__Assignment__:
Although the records include pictures, print only the rest, exactly as written.

__Data for the task__:
_ _ _ _

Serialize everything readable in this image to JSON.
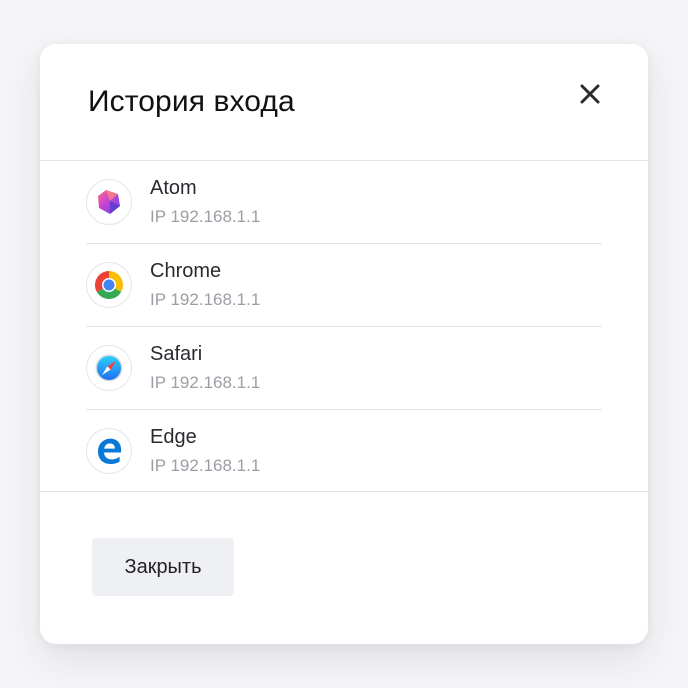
{
  "dialog": {
    "title": "История входа",
    "close_icon": "close-icon",
    "close_button_label": "Закрыть"
  },
  "sessions": [
    {
      "browser": "Atom",
      "ip": "IP 192.168.1.1",
      "icon": "atom-icon"
    },
    {
      "browser": "Chrome",
      "ip": "IP 192.168.1.1",
      "icon": "chrome-icon"
    },
    {
      "browser": "Safari",
      "ip": "IP 192.168.1.1",
      "icon": "safari-icon"
    },
    {
      "browser": "Edge",
      "ip": "IP 192.168.1.1",
      "icon": "edge-icon"
    }
  ],
  "colors": {
    "background": "#f5f5f7",
    "dialog": "#ffffff",
    "divider": "#e3e4e8",
    "title_text": "#111114",
    "secondary_text": "#9d9da5",
    "button_bg": "#eff0f4"
  }
}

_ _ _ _

__Exercise solution__:
Serialize everything readable in this image to JSON.
{
  "dialog": {
    "title": "История входа",
    "close_icon": "close-icon",
    "close_button_label": "Закрыть"
  },
  "sessions": [
    {
      "browser": "Atom",
      "ip": "IP 192.168.1.1",
      "icon": "atom-icon"
    },
    {
      "browser": "Chrome",
      "ip": "IP 192.168.1.1",
      "icon": "chrome-icon"
    },
    {
      "browser": "Safari",
      "ip": "IP 192.168.1.1",
      "icon": "safari-icon"
    },
    {
      "browser": "Edge",
      "ip": "IP 192.168.1.1",
      "icon": "edge-icon"
    }
  ],
  "colors": {
    "background": "#f5f5f7",
    "dialog": "#ffffff",
    "divider": "#e3e4e8",
    "title_text": "#111114",
    "secondary_text": "#9d9da5",
    "button_bg": "#eff0f4"
  }
}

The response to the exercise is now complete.